A very anglo-saxon form of comedy, the Theatre of Embarrassment makes one squirm as well as laugh, and the laugh is often through gritted teeth. It is hard to watch and even harder to believe, yet it unfolds before your very eyes, arch and formal as Kabuki, visceral as a knife-fight in an alleyway.
When Norman Gunston asks Warren Beatty if “it’s true Miss Carly Simon wrote that song about you…?…The Impossible Dream…?” or mentions en passant to an interrupting Linda McCartney “It’s funny, you know, you don’t look Japanese,” you are at The Theatre.
When Larry and Cheryl David, in Curb Your Enthusiasm, drop in on an old acquaintance for what they assume is a cocktail party (actually, they are late for an intimate dinner), refuse to remove their shoes, are regaled by host Gil on his adventures in porno films, break a vase, are turned out, and then have to return for a mislaid watch, you are at the Theatre.
When Sean Micallef mock-interviews the first blind man to climb Everest and then finds fault because his guest is only legally blind…not “morally blind“, or, having blasted Australian Woman’s Tennis as worthless, asks a competitor about Anna Kournikova with a foolish grin, you are front-row in The Theatre.
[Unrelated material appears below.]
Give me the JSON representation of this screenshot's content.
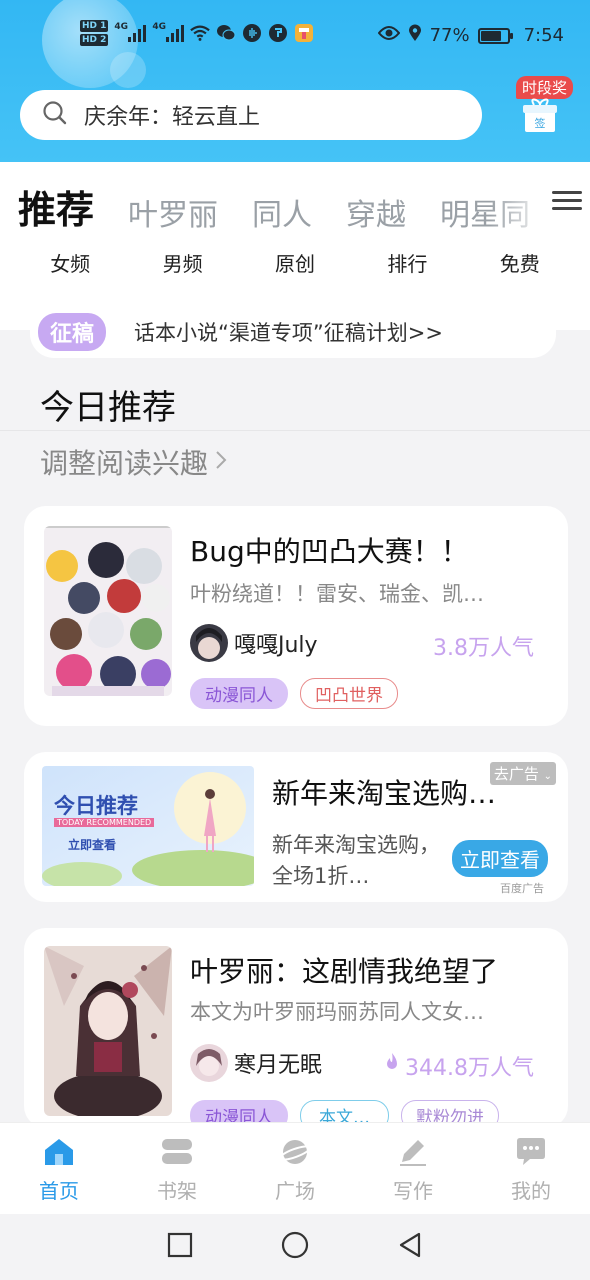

When Borat asks a feminist group if they are familiar with Kazak research that establishes that “woman has brain the size of squirrel”, you’re front row and centre.
When Alan Partridge (“A-ha!”) insults, or bores, the entire human race, you’ve a box seat.
And when David Brent totally undermines a forum on people skills and gives a far-from-impromptu concert with acoustic guitar, you are at The Theatre of Embarrassment, where laughter and pain occupy the same seat.